Harrison Ford as "HAN SOLO" in STAR WARS, 1977
If it's one character probably most of us wish would be
done well in 1:6 scale from the Star Wars films, it's gotta
be Harrison Ford as Han Solo (with Darth Varder a close
second, probably). But Marmit only seems to do the
"hidden face" characters, and Hasbro... well, you know...
In the end, I fashioned the buckles and
such from polystyrene, then primed and
sprayed it a metallic silver.
The metal studs on the belt were made
from aluminum using the same technique
I'd developed to make the studs on
Gladiator's straps, only smaller.
And finding enough reference phots on
the internet to ensure I was making an
accurate rendition was not a problem
either. I spend at least half of my time
crafting these objects in front of the
computer, as all my reference images are
And in case you were wondering, the buckle in the back actually works, so the belt
can come off and on without too much trouble.
Finally, I took the digital pictures you see here, tweaked them, and had a little fun in
Photoshop! (Believe it or not, you can actually do a Google search for "photoshop
lightsaber" and get a whole bunch of websites that teach you how to do these effects.
God bless the internet!)
The real hair head and the custom holster are what makes this figure truly unique.
The time spent on each of these two things is ridiculous enough that I can't really tell
my friends or family, or else they'd think i was crazy. (They already do, anyways...)
Even with Gladiator, most of the parts, once sculpted, can be molded and cast in a
variety of materials. With this Han Solo, however, this is not the case. There are no
easy shortcuts to gluing on hair to create a realistic hairdo, and there's no other way
to make a holster belt with this level of detail than to simply invest a LOT of time...
So finally, I have a Han Solo worthy of display right along side my Marmit Boba Fett
and Stormtrooper sargeants.
I bought one of Hasbro's
Series Han Solos, but
was very disappointed by
the terrible likeness, not
to mention the poorly
articulated and poorly
proportioned bodies. As
you can see in the photo
to the left, the clothes are
loose, the accessories
are bad, and the head is
They're doing a newer
version of Han Solo in 12" to be released soon,
but the picture I saw of it on the internet didn't
So, once again, better to just do one myself.
I'm planning on doing a Luke Skywalker
someday, and I'll probably use a Dragon body
for that since they're a little shorter. So to
make sure Han Solo is proportionately taller
(I'm sure I'll be displaying them together at
some point), I decided to go with a Sideshow
At first I was thinking that this would be
a really simple figure to do. In fact,
maybe too simple. So to keep things
interesting, and to continue developing
my skills in this format, I decided to
experiment with "real" hair.
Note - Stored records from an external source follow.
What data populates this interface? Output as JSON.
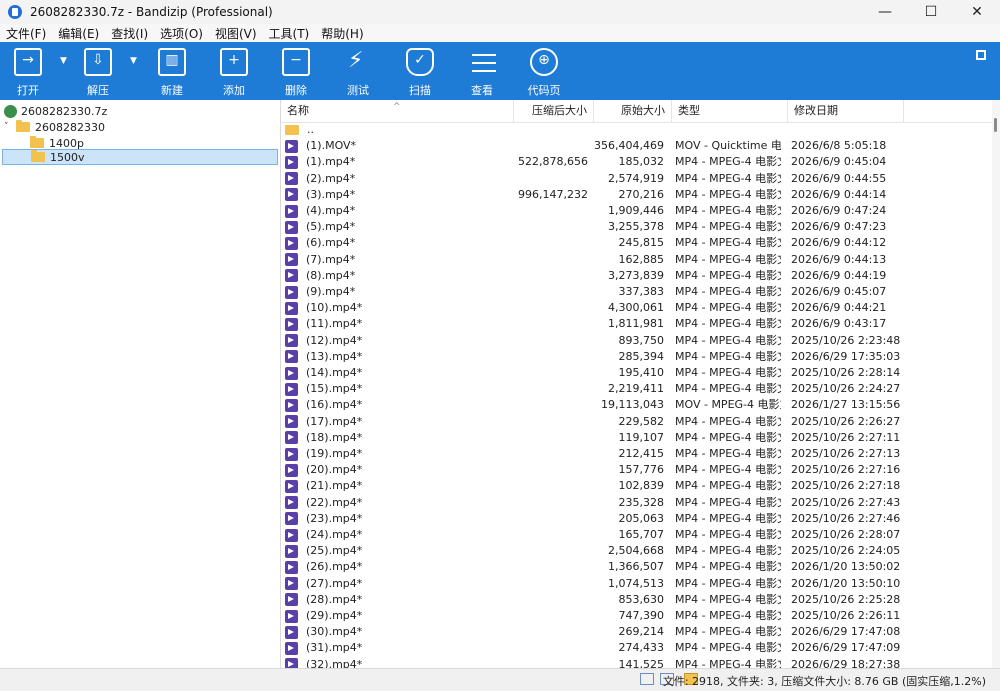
{
  "window": {
    "title": "2608282330.7z - Bandizip (Professional)",
    "minimize": "—",
    "maximize": "☐",
    "close": "✕"
  },
  "menu": [
    "文件(F)",
    "编辑(E)",
    "查找(I)",
    "选项(O)",
    "视图(V)",
    "工具(T)",
    "帮助(H)"
  ],
  "toolbar": {
    "color": "#1e7bd6",
    "buttons": [
      {
        "label": "打开",
        "icon": "open-icon"
      },
      {
        "label": "解压",
        "icon": "extract-icon"
      },
      {
        "label": "新建",
        "icon": "new-archive-icon"
      },
      {
        "label": "添加",
        "icon": "add-icon"
      },
      {
        "label": "删除",
        "icon": "delete-icon"
      },
      {
        "label": "测试",
        "icon": "test-icon"
      },
      {
        "label": "扫描",
        "icon": "scan-shield-icon"
      },
      {
        "label": "查看",
        "icon": "view-list-icon"
      },
      {
        "label": "代码页",
        "icon": "codepage-globe-icon"
      }
    ]
  },
  "tree": {
    "archive": "2608282330.7z",
    "root_folder": "2608282330",
    "children": [
      "1400p",
      "1500v"
    ],
    "selected": "1500v"
  },
  "list": {
    "headers": {
      "name": "名称",
      "compressed": "压缩后大小",
      "original": "原始大小",
      "type": "类型",
      "modified": "修改日期"
    },
    "rows": [
      {
        "name": "..",
        "compressed": "",
        "original": "",
        "type": "",
        "modified": ""
      },
      {
        "name": "(1).MOV*",
        "compressed": "",
        "original": "356,404,469",
        "type": "MOV - Quicktime 电...",
        "modified": "2026/6/8 5:05:18"
      },
      {
        "name": "(1).mp4*",
        "compressed": "522,878,656",
        "original": "185,032",
        "type": "MP4 - MPEG-4 电影文...",
        "modified": "2026/6/9 0:45:04"
      },
      {
        "name": "(2).mp4*",
        "compressed": "",
        "original": "2,574,919",
        "type": "MP4 - MPEG-4 电影文...",
        "modified": "2026/6/9 0:44:55"
      },
      {
        "name": "(3).mp4*",
        "compressed": "996,147,232",
        "original": "270,216",
        "type": "MP4 - MPEG-4 电影文...",
        "modified": "2026/6/9 0:44:14"
      },
      {
        "name": "(4).mp4*",
        "compressed": "",
        "original": "1,909,446",
        "type": "MP4 - MPEG-4 电影文...",
        "modified": "2026/6/9 0:47:24"
      },
      {
        "name": "(5).mp4*",
        "compressed": "",
        "original": "3,255,378",
        "type": "MP4 - MPEG-4 电影文...",
        "modified": "2026/6/9 0:47:23"
      },
      {
        "name": "(6).mp4*",
        "compressed": "",
        "original": "245,815",
        "type": "MP4 - MPEG-4 电影文...",
        "modified": "2026/6/9 0:44:12"
      },
      {
        "name": "(7).mp4*",
        "compressed": "",
        "original": "162,885",
        "type": "MP4 - MPEG-4 电影文...",
        "modified": "2026/6/9 0:44:13"
      },
      {
        "name": "(8).mp4*",
        "compressed": "",
        "original": "3,273,839",
        "type": "MP4 - MPEG-4 电影文...",
        "modified": "2026/6/9 0:44:19"
      },
      {
        "name": "(9).mp4*",
        "compressed": "",
        "original": "337,383",
        "type": "MP4 - MPEG-4 电影文...",
        "modified": "2026/6/9 0:45:07"
      },
      {
        "name": "(10).mp4*",
        "compressed": "",
        "original": "4,300,061",
        "type": "MP4 - MPEG-4 电影文...",
        "modified": "2026/6/9 0:44:21"
      },
      {
        "name": "(11).mp4*",
        "compressed": "",
        "original": "1,811,981",
        "type": "MP4 - MPEG-4 电影文...",
        "modified": "2026/6/9 0:43:17"
      },
      {
        "name": "(12).mp4*",
        "compressed": "",
        "original": "893,750",
        "type": "MP4 - MPEG-4 电影文...",
        "modified": "2025/10/26 2:23:48"
      },
      {
        "name": "(13).mp4*",
        "compressed": "",
        "original": "285,394",
        "type": "MP4 - MPEG-4 电影文...",
        "modified": "2026/6/29 17:35:03"
      },
      {
        "name": "(14).mp4*",
        "compressed": "",
        "original": "195,410",
        "type": "MP4 - MPEG-4 电影文...",
        "modified": "2025/10/26 2:28:14"
      },
      {
        "name": "(15).mp4*",
        "compressed": "",
        "original": "2,219,411",
        "type": "MP4 - MPEG-4 电影文...",
        "modified": "2025/10/26 2:24:27"
      },
      {
        "name": "(16).mp4*",
        "compressed": "",
        "original": "19,113,043",
        "type": "MOV - MPEG-4 电影文...",
        "modified": "2026/1/27 13:15:56"
      },
      {
        "name": "(17).mp4*",
        "compressed": "",
        "original": "229,582",
        "type": "MP4 - MPEG-4 电影文...",
        "modified": "2025/10/26 2:26:27"
      },
      {
        "name": "(18).mp4*",
        "compressed": "",
        "original": "119,107",
        "type": "MP4 - MPEG-4 电影文...",
        "modified": "2025/10/26 2:27:11"
      },
      {
        "name": "(19).mp4*",
        "compressed": "",
        "original": "212,415",
        "type": "MP4 - MPEG-4 电影文...",
        "modified": "2025/10/26 2:27:13"
      },
      {
        "name": "(20).mp4*",
        "compressed": "",
        "original": "157,776",
        "type": "MP4 - MPEG-4 电影文...",
        "modified": "2025/10/26 2:27:16"
      },
      {
        "name": "(21).mp4*",
        "compressed": "",
        "original": "102,839",
        "type": "MP4 - MPEG-4 电影文...",
        "modified": "2025/10/26 2:27:18"
      },
      {
        "name": "(22).mp4*",
        "compressed": "",
        "original": "235,328",
        "type": "MP4 - MPEG-4 电影文...",
        "modified": "2025/10/26 2:27:43"
      },
      {
        "name": "(23).mp4*",
        "compressed": "",
        "original": "205,063",
        "type": "MP4 - MPEG-4 电影文...",
        "modified": "2025/10/26 2:27:46"
      },
      {
        "name": "(24).mp4*",
        "compressed": "",
        "original": "165,707",
        "type": "MP4 - MPEG-4 电影文...",
        "modified": "2025/10/26 2:28:07"
      },
      {
        "name": "(25).mp4*",
        "compressed": "",
        "original": "2,504,668",
        "type": "MP4 - MPEG-4 电影文...",
        "modified": "2025/10/26 2:24:05"
      },
      {
        "name": "(26).mp4*",
        "compressed": "",
        "original": "1,366,507",
        "type": "MP4 - MPEG-4 电影文...",
        "modified": "2026/1/20 13:50:02"
      },
      {
        "name": "(27).mp4*",
        "compressed": "",
        "original": "1,074,513",
        "type": "MP4 - MPEG-4 电影文...",
        "modified": "2026/1/20 13:50:10"
      },
      {
        "name": "(28).mp4*",
        "compressed": "",
        "original": "853,630",
        "type": "MP4 - MPEG-4 电影文...",
        "modified": "2025/10/26 2:25:28"
      },
      {
        "name": "(29).mp4*",
        "compressed": "",
        "original": "747,390",
        "type": "MP4 - MPEG-4 电影文...",
        "modified": "2025/10/26 2:26:11"
      },
      {
        "name": "(30).mp4*",
        "compressed": "",
        "original": "269,214",
        "type": "MP4 - MPEG-4 电影文...",
        "modified": "2026/6/29 17:47:08"
      },
      {
        "name": "(31).mp4*",
        "compressed": "",
        "original": "274,433",
        "type": "MP4 - MPEG-4 电影文...",
        "modified": "2026/6/29 17:47:09"
      },
      {
        "name": "(32).mp4*",
        "compressed": "",
        "original": "141,525",
        "type": "MP4 - MPEG-4 电影文...",
        "modified": "2026/6/29 18:27:38"
      }
    ]
  },
  "status": {
    "text": "文件: 2918, 文件夹: 3, 压缩文件大小: 8.76 GB (固实压缩,1.2%)"
  }
}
As with
any figure, this was also motivated by
the fact that the longer the hair is on a
character, the less realistic it would be
I started with a cast of my Indiana
Jones/Harrison Ford head, dremeled
away some of the thickness of the
sculpted hair, and in reshaped it to
provide a base for the craft fur I'd be
painstakingly gluing on. I built it up in
layers, starting from the back, and
hairsprayed at the very end.
The pants on the Hasbro figure were okay, but there were two
noticable problems: first, they were a little too short for the
Sideshow body's legs, so they kept coming out from the Dragon
boots I was using. Secondly, the red stripes down the sides of the
pants were too thick and widely spaced. Looking at reference
photos on the Hasbro box itself, you can see that the red pattern
should be a lot "tighter".
The shirt was also too short and kept getting untucked. So, for
both the shirt and the pants, I decided it would be best if they were
both just sewn from scratch. Luckily, I didn't have much complaint
for the vest, and decided to just use it as it was.
The belt is a
belt, I think. I got
it from my
in Temple City,
CA. If you ever
need any part,
give them a call.
they'll have what
you're looking for.
The blaster is the
as well, with the
to fit the
a little better.
Aside from the hair,
which took a week by
itself, the most
time-consuming part of
creating this figure was
making a well-detailed
The idea, as always, was
to make one which, when
photographed, would be
indistinguishable from a
photo of the actual prop.
Hasbro's was far from this
Again I combed the
fabric stores around
Los Angeles, and I
eventually found a type
of pleather, vinyl fabric that was
not too thick, and not too thin.
And, it had to be in the right
color. As you can see, I found
something pretty close, with the
right amount of thickness and
flexibility to approximate hide
leather at 1:6 scale.
I tried making the main buckle
using low-temp metals like
Cerrosafe, but it wouldn't capture
the detail required.